The financial plan breaks down the financial projections of the company in detail, compiling all revenues, expenses and profits into conventional accounting sheets (a balance sheet, cash flow statement and profit & loss statement).  The goal of this section is to show how the strategy outlined in the plan is sound from a financial standpoint, presenting a realistic business and investment opportunity.  This section also communicates the need for any outside investment and the uses of these funds.

The business plan writing phase is when your idea will grow and change the most. Don’t be surprised if your business plan looks nothing like your original idea. It almost never does! Stick to it — after lots of creative planning, researching, and strategy development, you will have a complete, well-integrated strategy for your new business.

Now you know how to write a business plan, right?  Well, as you can see, writing a business plan can be a daunting process.  If it doesn’t sound like your cup of tea, contact us for a free consultation regarding our business plan writing and start up consulting services!

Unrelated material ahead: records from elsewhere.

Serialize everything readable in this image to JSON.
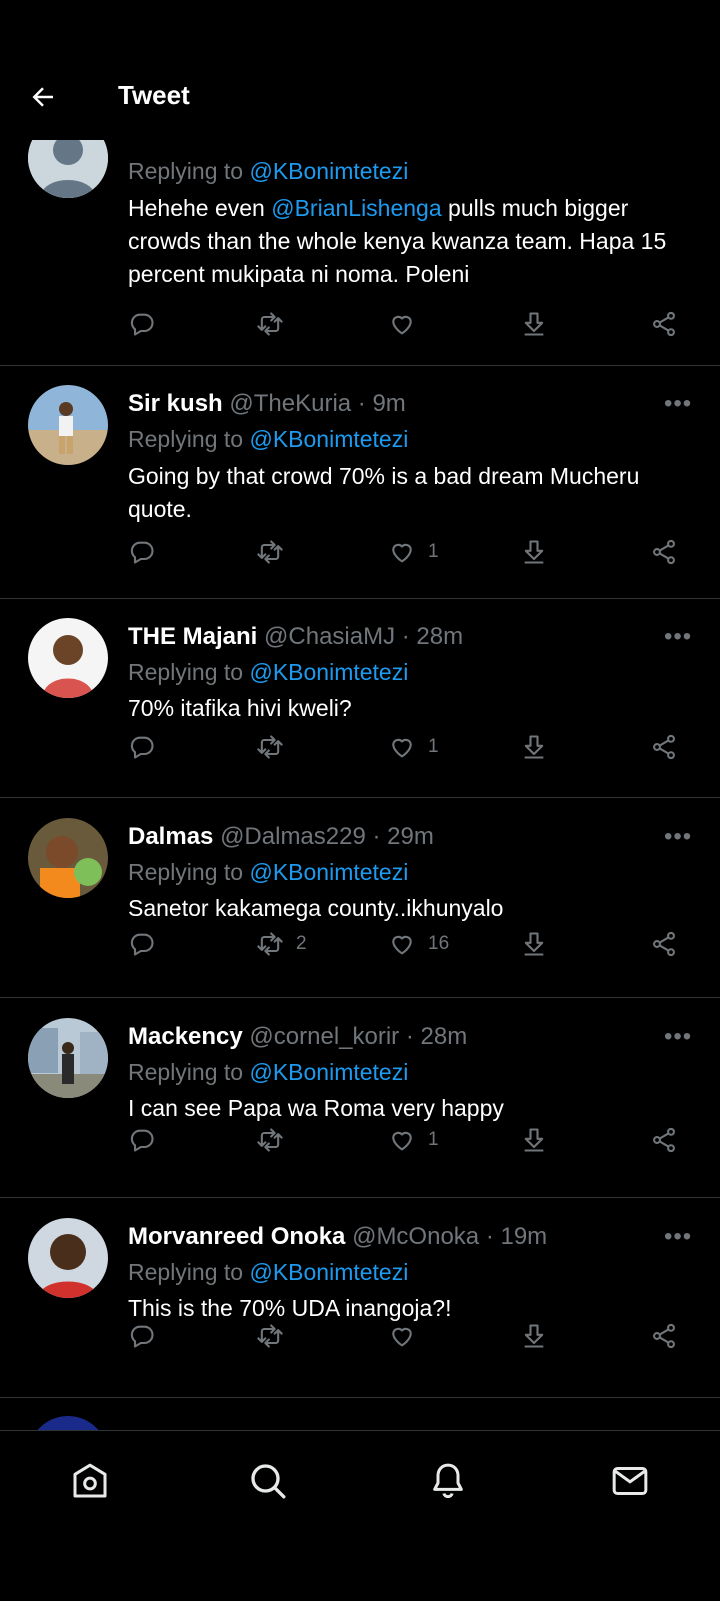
{
  "header": {
    "title": "Tweet"
  },
  "tweets": [
    {
      "name": "",
      "handle": "",
      "time": "",
      "replying_prefix": "Replying to ",
      "replying_to": "@KBonimtetezi",
      "text_before": "Hehehe even ",
      "text_mention": "@BrianLishenga",
      "text_after": " pulls much bigger crowds than the whole kenya kwanza team. Hapa 15 percent mukipata ni noma. Poleni",
      "retweets": "",
      "likes": ""
    },
    {
      "name": "Sir kush",
      "handle": "@TheKuria · 9m",
      "replying_prefix": "Replying to ",
      "replying_to": "@KBonimtetezi",
      "text": "Going  by  that  crowd  70% is a bad  dream Mucheru  quote.",
      "retweets": "",
      "likes": "1"
    },
    {
      "name": "THE Majani",
      "handle": "@ChasiaMJ · 28m",
      "replying_prefix": "Replying to ",
      "replying_to": "@KBonimtetezi",
      "text": "70% itafika hivi kweli?",
      "retweets": "",
      "likes": "1"
    },
    {
      "name": "Dalmas",
      "handle": "@Dalmas229 · 29m",
      "replying_prefix": "Replying to ",
      "replying_to": "@KBonimtetezi",
      "text": "Sanetor kakamega county..ikhunyalo",
      "retweets": "2",
      "likes": "16"
    },
    {
      "name": "Mackency",
      "handle": "@cornel_korir · 28m",
      "replying_prefix": "Replying to ",
      "replying_to": "@KBonimtetezi",
      "text": "I can see Papa wa Roma very happy",
      "retweets": "",
      "likes": "1"
    },
    {
      "name": "Morvanreed Onoka",
      "handle": "@McOnoka · 19m",
      "replying_prefix": "Replying to ",
      "replying_to": "@KBonimtetezi",
      "text": "This is the 70% UDA inangoja?!",
      "retweets": "",
      "likes": ""
    }
  ],
  "more_glyph": "•••",
  "icons": {
    "back": "arrow-left-icon",
    "reply": "reply-icon",
    "retweet": "retweet-icon",
    "like": "heart-icon",
    "download": "download-icon",
    "share": "share-icon",
    "home": "home-icon",
    "search": "search-icon",
    "notifications": "bell-icon",
    "messages": "mail-icon"
  },
  "colors": {
    "background": "#000000",
    "link": "#1d9bf0",
    "secondary": "#71767b",
    "divider": "#2f3336"
  }
}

Most Common Mistakes When Writing a Business Plan

Most Common Mistakes When Writing a Business Plan from The Startup Garage

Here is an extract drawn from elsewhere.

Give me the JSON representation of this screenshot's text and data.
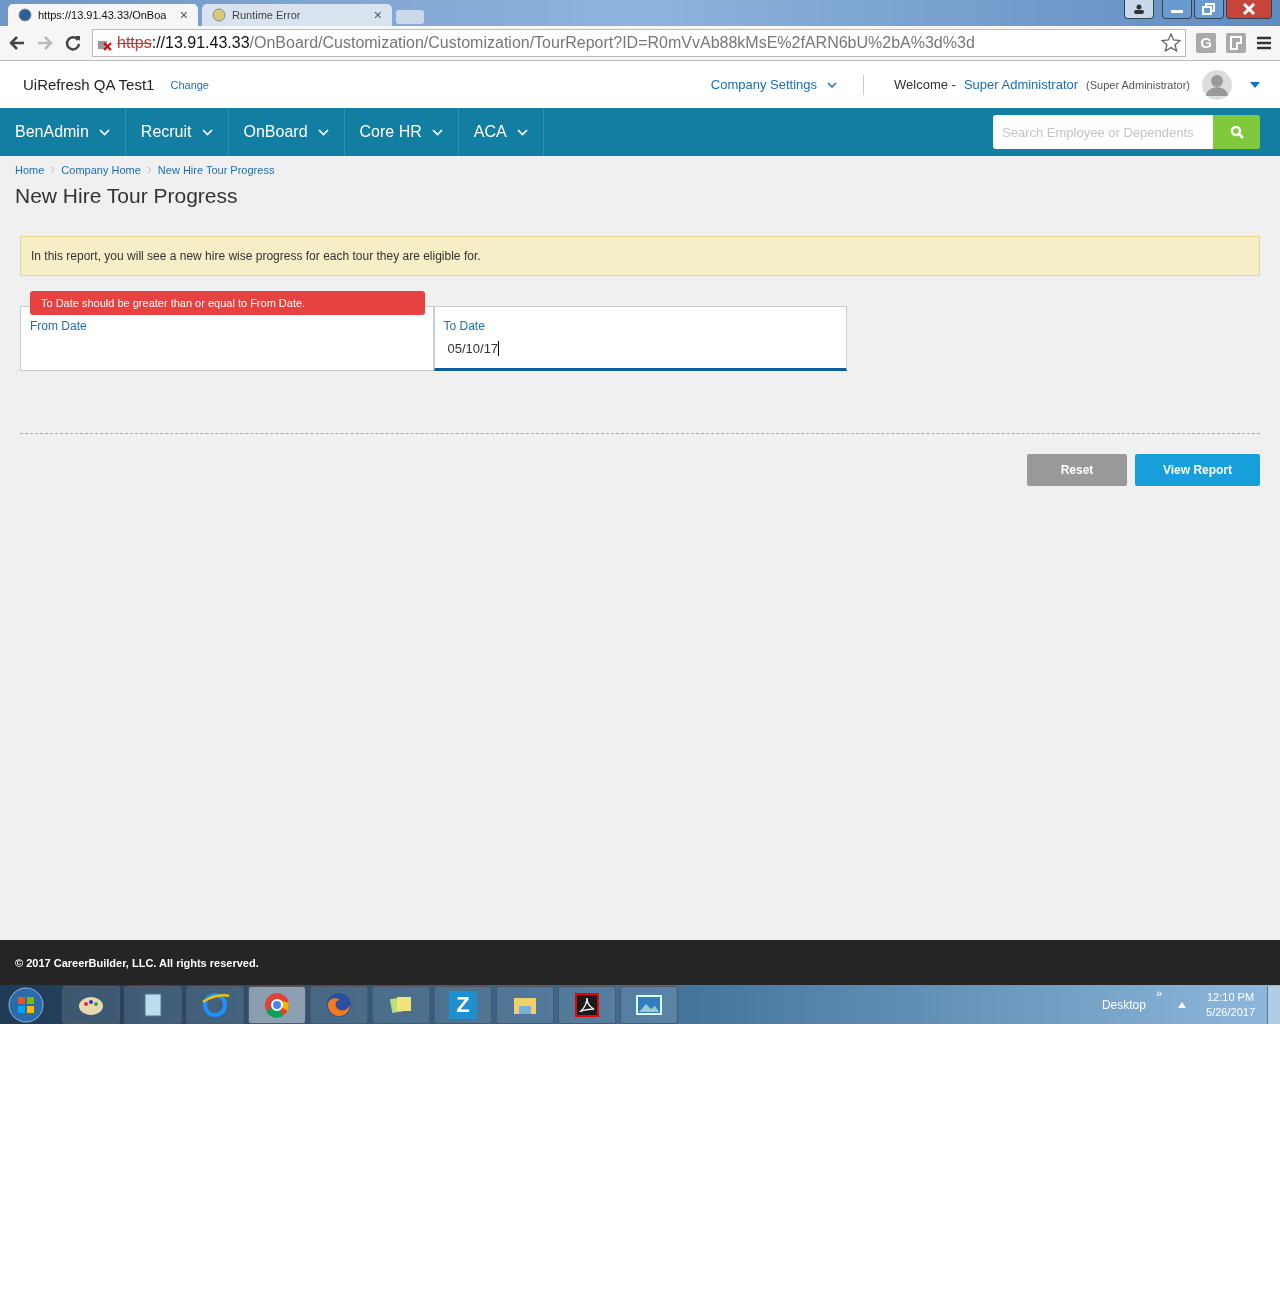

Most Common Mistakes When Writing a Business Plan

If you are reading this blog, it is likely because you have written or you are in the process or writing your business plan and you want to know if it is up to snuff! We’ve compiled the 7 most common mistakes that we have encountered in the hundreds of business plans that we have reviewed. Now, be honest, are any of those mistakes part of your business plan?

1. Bad Spelling – It sounds obvious, but you would be surprised how often people forget to run spell-check on their business plans.

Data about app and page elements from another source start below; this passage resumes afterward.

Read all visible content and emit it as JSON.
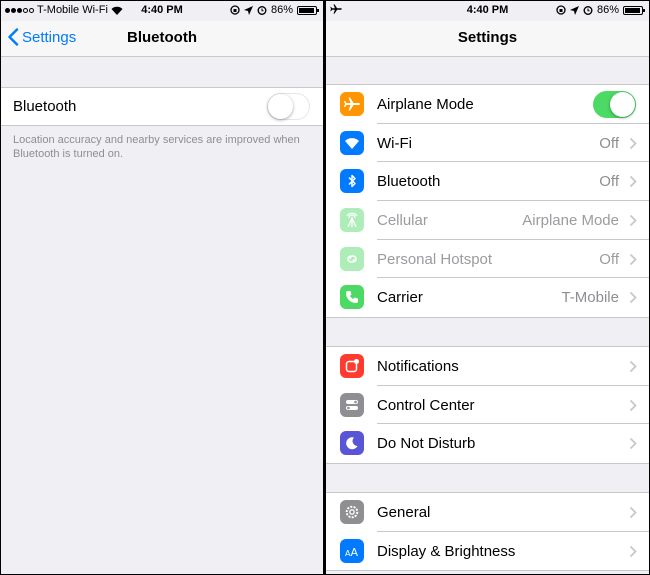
{
  "left": {
    "status": {
      "carrier": "T-Mobile Wi-Fi",
      "time": "4:40 PM",
      "battery": "86%",
      "battery_level": 0.86
    },
    "nav": {
      "back_label": "Settings",
      "title": "Bluetooth"
    },
    "bluetooth_row": {
      "label": "Bluetooth",
      "enabled": false
    },
    "note": "Location accuracy and nearby services are improved when Bluetooth is turned on."
  },
  "right": {
    "status": {
      "time": "4:40 PM",
      "battery": "86%",
      "battery_level": 0.86
    },
    "nav": {
      "title": "Settings"
    },
    "groups": [
      [
        {
          "name": "airplane-mode",
          "label": "Airplane Mode",
          "icon": "airplane-icon",
          "color": "#ff9500",
          "toggle": true,
          "on": true
        },
        {
          "name": "wifi",
          "label": "Wi-Fi",
          "value": "Off",
          "icon": "wifi-icon",
          "color": "#007aff"
        },
        {
          "name": "bluetooth",
          "label": "Bluetooth",
          "value": "Off",
          "icon": "bluetooth-icon",
          "color": "#007aff"
        },
        {
          "name": "cellular",
          "label": "Cellular",
          "value": "Airplane Mode",
          "icon": "cellular-icon",
          "color": "#4cd964",
          "dim": true
        },
        {
          "name": "personal-hotspot",
          "label": "Personal Hotspot",
          "value": "Off",
          "icon": "hotspot-icon",
          "color": "#4cd964",
          "dim": true
        },
        {
          "name": "carrier",
          "label": "Carrier",
          "value": "T-Mobile",
          "icon": "phone-icon",
          "color": "#4cd964"
        }
      ],
      [
        {
          "name": "notifications",
          "label": "Notifications",
          "icon": "notifications-icon",
          "color": "#ff3b30"
        },
        {
          "name": "control-center",
          "label": "Control Center",
          "icon": "control-center-icon",
          "color": "#8e8e93"
        },
        {
          "name": "do-not-disturb",
          "label": "Do Not Disturb",
          "icon": "moon-icon",
          "color": "#5856d6"
        }
      ],
      [
        {
          "name": "general",
          "label": "General",
          "icon": "gear-icon",
          "color": "#8e8e93"
        },
        {
          "name": "display-brightness",
          "label": "Display & Brightness",
          "icon": "text-size-icon",
          "color": "#007aff"
        }
      ]
    ]
  }
}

2. Lack of Research – This phase of writing the business plan usually takes the longest. But, it is important that you do not take shortcuts. Conducting the proper research and learning about your industry, your target markets and your competitors are paramount to creating a successful business, business model and business plan. With the information that you learn from your research, you will be able to develop successful sales and marketing strategies, pricing strategies, distribution strategies, product/service features to incorporate, etc.

3. Overoptimistic Thinking – Don’t fall in the trap of developing unrealistic projections because you are that confident in your product/service. Every product/service has competition; every company needs to establish a presence in the market; and every company needs to test and tweak its product/service and sales/marketing strategies to find the right mix. Furthermore, do not neglect your research. Use the statistics surrounding the size of the industry, the size of your market and your competitors market share to make realistic financial projections.

4. Lack of Evidence – This goes hand in hand with lack of research. Many business plans assert that the market is attractive or that there are no direct competitors currently on the market. These claims need to be proven with evidence. What makes the market attractive? If there aren’t any direct competitors, which companies will you most closely compete with?

5. Disorganized Logic – Many business plans present objections or accomplishments that the business will achieve. However, they are not supported with clear logic that shows how these objectives or accomplishments will be achieved.

6. Unclear Format – In many cases, problems with disorganized logic can be as simple as the format in which the statement is made. Use graphs, charts, images, infographics, bullets, prose, etc appropriately.

7. Jargon Language – If you are operating in an industry that is rich with industry-specific jargon, do not assume that your reader understands the jargon. Be sure to provide definitions and to complete spell out abbreviations.

Take a look at our Sample Business Plans and Products.

Whether you have a question about ___ or you’d like to discuss our business plan writing services, feel free to contact us for a free consultation!